The total population of the British Virgin Islands was
estimated in 1986 to be 12,000. Annual population growth averaged
1.6 percent over the 1982-85 period. About 500 expatriates from
Western Europe and North America also reportedly resided on the
islands. Eighty-five percent of the total population lived on
Tortola, 9 percent on Virgin Gorda, and about 3 percent each on the
islands of Anegada and Jost Van Dyke. In general, the islands were
underpopulated in comparison with most of the West Indies, having
a population density of only 78.4 per square kilometer. Despite the
relatively uncrowded conditions on the islands, the government
applied very strict immigration controls against other Caribbean
nationals attracted by the islands' relatively prosperous economy.
The people of the British Virgin Islands are primarily black.
Life expectancy at birth among the islanders in 1982 was 70.2
years. In 1982 the birth rate was 20.7, and the infant mortality
rate was 42.6 per 1,000 live births. The overall population of the
British Virgin Islands was young; 34 percent were under age 15, and
only 8.6 percent were over age 60.
Anguilla's population stood at 6,800 as of 1987; in addition,
a small number of expatriates from North America and Western Europe
lived on the island. Annual population growth averaged 0.7 percent
between 1982 and 1985. About 10 percent of the population lived in
the capital, The Valley, in the central part of the island. Like
the British Virgin Islands, the island of Anguilla had a low
population density for the Caribbean--76.9 people per square
The people of Anguilla are mainly black, but there are some
whites, descended from a party of Irishmen who landed on the island
in 1698. Life expectancy at birth on Anguilla in 1982 was the same
as on the British Virgin Islands (70.2). The birth rate in 1982 was
26.2 live births per 1,000 of the population. At the same time, the
infant mortality rate was 13.6 per 1,000 births. Approximately 28
percent of the population was under 15 years of age, and only 13
percent was over 60 years of age.

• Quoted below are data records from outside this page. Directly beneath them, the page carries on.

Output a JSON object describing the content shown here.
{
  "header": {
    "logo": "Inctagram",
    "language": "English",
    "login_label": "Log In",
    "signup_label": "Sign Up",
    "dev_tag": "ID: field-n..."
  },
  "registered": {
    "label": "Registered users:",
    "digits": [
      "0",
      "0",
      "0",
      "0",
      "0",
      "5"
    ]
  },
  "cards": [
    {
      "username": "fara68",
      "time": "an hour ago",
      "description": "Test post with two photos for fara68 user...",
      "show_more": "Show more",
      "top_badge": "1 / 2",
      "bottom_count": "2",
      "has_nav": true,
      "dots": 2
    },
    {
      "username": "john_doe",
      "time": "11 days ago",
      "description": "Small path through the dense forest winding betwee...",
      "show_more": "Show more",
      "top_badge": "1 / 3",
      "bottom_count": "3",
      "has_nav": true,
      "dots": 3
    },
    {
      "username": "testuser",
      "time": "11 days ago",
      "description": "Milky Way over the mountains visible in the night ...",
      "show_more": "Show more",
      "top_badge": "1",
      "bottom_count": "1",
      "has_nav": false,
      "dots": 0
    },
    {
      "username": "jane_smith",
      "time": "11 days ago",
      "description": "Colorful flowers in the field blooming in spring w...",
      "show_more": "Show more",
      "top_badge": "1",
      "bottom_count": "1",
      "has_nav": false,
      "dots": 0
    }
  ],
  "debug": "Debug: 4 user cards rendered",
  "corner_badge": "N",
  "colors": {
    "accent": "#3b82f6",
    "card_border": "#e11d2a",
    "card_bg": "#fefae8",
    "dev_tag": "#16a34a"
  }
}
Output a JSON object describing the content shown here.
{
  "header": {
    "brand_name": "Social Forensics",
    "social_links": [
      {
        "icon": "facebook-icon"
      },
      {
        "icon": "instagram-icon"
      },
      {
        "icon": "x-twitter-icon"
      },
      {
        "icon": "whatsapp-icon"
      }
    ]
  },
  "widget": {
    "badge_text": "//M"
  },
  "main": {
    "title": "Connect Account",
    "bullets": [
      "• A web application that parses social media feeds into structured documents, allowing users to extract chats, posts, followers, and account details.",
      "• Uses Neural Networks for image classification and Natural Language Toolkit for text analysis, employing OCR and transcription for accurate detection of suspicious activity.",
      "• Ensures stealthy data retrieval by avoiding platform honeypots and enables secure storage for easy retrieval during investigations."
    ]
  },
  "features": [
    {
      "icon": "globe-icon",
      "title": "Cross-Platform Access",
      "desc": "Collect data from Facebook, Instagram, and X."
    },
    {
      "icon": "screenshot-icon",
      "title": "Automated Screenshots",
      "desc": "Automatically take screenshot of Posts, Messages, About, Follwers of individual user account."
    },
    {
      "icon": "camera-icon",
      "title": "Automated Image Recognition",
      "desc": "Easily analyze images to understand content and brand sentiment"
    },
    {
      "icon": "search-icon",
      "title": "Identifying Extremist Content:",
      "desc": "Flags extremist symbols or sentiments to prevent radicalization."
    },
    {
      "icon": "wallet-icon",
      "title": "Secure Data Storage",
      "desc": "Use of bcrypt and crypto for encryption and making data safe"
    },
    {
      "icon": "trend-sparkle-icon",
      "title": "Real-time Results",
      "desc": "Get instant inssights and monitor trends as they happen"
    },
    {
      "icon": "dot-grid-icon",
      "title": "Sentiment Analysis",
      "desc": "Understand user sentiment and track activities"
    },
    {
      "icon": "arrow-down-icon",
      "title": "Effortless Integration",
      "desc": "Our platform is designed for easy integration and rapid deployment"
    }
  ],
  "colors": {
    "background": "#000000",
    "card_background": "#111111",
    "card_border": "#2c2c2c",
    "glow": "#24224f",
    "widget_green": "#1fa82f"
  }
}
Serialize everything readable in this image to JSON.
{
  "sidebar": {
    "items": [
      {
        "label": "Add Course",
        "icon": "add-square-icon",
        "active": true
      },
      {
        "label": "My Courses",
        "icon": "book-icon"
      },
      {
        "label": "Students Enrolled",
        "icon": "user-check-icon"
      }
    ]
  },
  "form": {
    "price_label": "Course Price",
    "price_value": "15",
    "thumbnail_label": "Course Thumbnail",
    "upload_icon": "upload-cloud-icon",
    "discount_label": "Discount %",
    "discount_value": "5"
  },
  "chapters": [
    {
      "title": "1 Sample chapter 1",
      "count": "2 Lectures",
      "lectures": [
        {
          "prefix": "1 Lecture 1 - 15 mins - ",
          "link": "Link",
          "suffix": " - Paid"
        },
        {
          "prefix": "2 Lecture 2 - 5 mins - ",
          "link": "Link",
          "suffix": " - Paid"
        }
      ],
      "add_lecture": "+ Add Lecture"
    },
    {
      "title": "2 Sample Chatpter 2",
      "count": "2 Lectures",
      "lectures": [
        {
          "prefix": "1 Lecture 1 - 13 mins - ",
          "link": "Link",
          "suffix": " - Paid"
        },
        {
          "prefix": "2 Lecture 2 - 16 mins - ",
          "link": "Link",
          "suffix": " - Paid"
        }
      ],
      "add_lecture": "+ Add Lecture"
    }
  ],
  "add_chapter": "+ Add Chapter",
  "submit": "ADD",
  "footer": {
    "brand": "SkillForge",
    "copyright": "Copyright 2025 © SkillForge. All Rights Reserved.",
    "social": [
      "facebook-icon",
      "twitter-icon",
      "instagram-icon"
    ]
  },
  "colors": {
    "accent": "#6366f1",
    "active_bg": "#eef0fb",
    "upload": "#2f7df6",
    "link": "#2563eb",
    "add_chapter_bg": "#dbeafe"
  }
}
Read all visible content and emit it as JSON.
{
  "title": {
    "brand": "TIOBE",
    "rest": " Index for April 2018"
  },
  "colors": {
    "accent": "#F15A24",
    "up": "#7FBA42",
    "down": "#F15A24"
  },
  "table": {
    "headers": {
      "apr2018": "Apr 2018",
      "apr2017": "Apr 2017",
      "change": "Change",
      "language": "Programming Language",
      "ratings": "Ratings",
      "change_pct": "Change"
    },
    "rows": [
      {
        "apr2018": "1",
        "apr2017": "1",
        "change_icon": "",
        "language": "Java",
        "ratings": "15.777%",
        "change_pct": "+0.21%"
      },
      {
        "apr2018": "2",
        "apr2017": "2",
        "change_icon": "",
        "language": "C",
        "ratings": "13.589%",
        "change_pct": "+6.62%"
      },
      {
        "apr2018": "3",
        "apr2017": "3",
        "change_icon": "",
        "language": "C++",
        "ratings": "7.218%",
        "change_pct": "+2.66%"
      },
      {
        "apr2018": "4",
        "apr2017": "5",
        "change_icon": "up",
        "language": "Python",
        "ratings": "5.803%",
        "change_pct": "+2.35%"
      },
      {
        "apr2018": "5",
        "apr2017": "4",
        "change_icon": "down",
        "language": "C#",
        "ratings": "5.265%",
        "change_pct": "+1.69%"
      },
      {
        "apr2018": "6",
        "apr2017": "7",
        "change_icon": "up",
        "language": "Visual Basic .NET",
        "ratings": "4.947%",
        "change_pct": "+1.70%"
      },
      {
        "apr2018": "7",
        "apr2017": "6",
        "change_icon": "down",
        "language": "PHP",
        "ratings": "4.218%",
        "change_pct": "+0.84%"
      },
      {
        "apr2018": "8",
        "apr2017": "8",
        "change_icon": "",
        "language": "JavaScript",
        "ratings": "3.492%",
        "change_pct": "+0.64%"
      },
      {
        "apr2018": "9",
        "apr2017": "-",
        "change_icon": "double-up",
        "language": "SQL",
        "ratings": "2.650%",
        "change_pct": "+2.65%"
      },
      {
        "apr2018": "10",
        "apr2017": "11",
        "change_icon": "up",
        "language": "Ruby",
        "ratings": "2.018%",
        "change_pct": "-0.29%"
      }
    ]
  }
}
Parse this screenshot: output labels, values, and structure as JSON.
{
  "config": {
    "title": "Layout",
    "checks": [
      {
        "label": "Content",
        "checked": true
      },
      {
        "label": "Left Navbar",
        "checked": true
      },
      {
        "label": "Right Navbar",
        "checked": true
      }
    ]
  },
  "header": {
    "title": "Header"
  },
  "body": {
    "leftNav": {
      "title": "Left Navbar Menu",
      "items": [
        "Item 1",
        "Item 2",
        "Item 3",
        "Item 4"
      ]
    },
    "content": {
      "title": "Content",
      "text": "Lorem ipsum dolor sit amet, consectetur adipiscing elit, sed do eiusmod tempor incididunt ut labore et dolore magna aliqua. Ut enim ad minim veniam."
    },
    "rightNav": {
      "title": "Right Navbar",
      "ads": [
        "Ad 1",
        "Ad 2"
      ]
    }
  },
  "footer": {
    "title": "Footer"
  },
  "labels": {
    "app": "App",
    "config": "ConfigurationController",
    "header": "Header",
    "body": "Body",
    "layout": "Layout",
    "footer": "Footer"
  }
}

Montserrat's population in 1986 was estimated at 12,000. The
population grew at an average annual rate of 0.6 percent during
1982-85. About 10 percent of the population resided in Plymouth,
the capital. Montserrat's population has risen since 1970,
following thirty years of emigration resulting from poor economic
conditions and prospects on the island. The population density of
the island in 1982 stood at 117.6 per square kilometer.
Montserrat's population is 90 percent black and mulatto, with
some whites of Irish ancestry. Shortly after the initial English
settlement of the island in the first half of the seventeenth
century, a large group of Irishmen arrived on Montserrat. Whether
they were exiled from Ireland or came voluntarily from other
Caribbean islands remains unknown, but their legacy on Montserrat
can be seen in a number of red-haired islanders.
Life expectancy at birth among Montserratians in 1982 was 70.2
years. The birth rate in 1982 was 22.3 live births per 1,000. In
comparison with the rate on the British Virgin Islands and
Anguilla, the infant mortality rate on Montserrat in 1982 was
low--7.7 per 1,000 live births. The age distribution on Montserrat
varied slightly from the pattern of the other two island groups;
only 31.5 percent of the population was under 15 years of age,
while close to 17 percent was over 60.
In all three territories, the predominant religion was
Christianity. Approximately 42 percent of the population in the
British Virgin Islands was Methodist, and 25 percent, Anglican. The
remaining 33 percent of the population included Roman Catholics,
Baptists, Seventh-Day Adventists, Jehovah's Witnesses, and members
of the Church of God.
Anguillians belonged mostly to Anglican or Methodist
congregations; each denomination claimed 43 percent of the
population. Baptists, Roman Catholics, Jehovah's Witnesses,
Seventh-Day Adventists, and members of Apostolic Faith and Second
Bethany Gospel Hall congregations accounted for the remaining 14
percent of the population. Anguillians were highly religious, which
accounted for the great opposition to casino gambling proposals in
Like the other two island groups, Montserrat was primarily
Anglican and Methodist. Approximately 33 percent of Montserratians
were Anglican, and 25 percent were Methodist. The remaining 42
percent of the population belonged to Baptist, Seventh-Day
Adventist, Pentecostal, or Roman Catholic congregations.
Data as of November 1987